In their final conversation, a beat-up Kiki Camarena issues a prediction to Felix. "You fucked up, man," he says. Camarena would know better than anyone. Gallardo has staked his entire empire on the protection of the government and the DFS. He made a deal with "serpents," as Don Neto (Joaquín Cosio) had called them. Without their protection, Gallardo is nothing.
That's exactly what Gallardo leans into the finale. Camarena's death leads to intense media scrutiny. Soon, the entire enterprise unravels, and the DFS is revealed to be entirely corrupt. Cops turn on each other. It's a mess. Don Neto and Gallardo need to get out. Don Neto goes to Puerto Vallarta for one last spurt of hedonism before prison (or death). Gallardo calls on his last reliable government contact: His former boss and godfather, the governor of Sinaloa Leopoldo Celis. Celis agrees to let him stay in his safe house for three days before fleeing to Latin America. However, Celis sells out his location to Comandante Calderoni (César Cedillo), who is working with the DEA.
Even with a gun to his head, Felix is able to negotiate for his freedom. Felix has six tapes from Camarena's investigation; in two of the tapes, Camarena names high-ranking officials that had been corrupt (including the Secretary of Defense). Felix gives Calderoni the chance to take the tapes and protect his bosses, in exchange for letting Felix go free. Essentially, the dude gets away with it. He takes control over his cartel, once again with the protection of the government.
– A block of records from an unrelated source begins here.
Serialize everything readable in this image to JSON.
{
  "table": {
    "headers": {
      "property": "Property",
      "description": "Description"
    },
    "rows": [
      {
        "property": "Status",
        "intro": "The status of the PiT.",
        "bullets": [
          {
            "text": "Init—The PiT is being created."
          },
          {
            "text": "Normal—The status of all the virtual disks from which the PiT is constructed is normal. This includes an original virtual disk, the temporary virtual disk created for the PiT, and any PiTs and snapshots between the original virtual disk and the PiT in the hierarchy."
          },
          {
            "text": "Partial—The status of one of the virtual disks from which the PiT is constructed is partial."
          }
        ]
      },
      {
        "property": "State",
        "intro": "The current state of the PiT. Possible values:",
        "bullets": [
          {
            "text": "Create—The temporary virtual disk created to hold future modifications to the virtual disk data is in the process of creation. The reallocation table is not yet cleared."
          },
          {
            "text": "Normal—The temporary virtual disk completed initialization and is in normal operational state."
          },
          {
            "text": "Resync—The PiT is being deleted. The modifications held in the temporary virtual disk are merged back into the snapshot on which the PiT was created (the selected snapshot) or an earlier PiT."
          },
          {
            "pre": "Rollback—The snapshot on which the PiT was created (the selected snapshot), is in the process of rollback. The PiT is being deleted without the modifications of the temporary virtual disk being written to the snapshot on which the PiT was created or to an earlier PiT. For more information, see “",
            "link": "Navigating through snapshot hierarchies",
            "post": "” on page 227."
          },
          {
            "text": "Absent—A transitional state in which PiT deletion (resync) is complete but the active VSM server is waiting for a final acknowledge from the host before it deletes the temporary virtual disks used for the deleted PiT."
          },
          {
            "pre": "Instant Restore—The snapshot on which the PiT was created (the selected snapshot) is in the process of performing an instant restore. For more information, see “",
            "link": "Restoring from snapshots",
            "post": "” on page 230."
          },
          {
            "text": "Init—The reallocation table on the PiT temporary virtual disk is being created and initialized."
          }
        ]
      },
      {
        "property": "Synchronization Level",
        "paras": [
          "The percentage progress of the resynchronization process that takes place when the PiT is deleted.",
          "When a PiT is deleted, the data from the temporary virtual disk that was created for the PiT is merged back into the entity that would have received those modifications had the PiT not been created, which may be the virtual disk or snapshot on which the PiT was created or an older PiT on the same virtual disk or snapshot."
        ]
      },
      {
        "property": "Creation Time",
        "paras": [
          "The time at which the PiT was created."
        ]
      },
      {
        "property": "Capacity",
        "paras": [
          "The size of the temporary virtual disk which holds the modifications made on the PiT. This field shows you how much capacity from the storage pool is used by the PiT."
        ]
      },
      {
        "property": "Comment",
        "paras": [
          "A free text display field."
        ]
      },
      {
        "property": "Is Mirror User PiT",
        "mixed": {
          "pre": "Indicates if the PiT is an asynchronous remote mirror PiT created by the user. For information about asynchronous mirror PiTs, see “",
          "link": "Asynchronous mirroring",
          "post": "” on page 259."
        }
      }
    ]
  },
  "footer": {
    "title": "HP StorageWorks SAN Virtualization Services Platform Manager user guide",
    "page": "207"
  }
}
So, the cat-and-mouse game isn't over, but the dynamics have changed. For one, Felix is the leader of a slightly crippled cartel, now missing its two other leaders. And, more importantly for season 5, he finally has an opponent with teeth.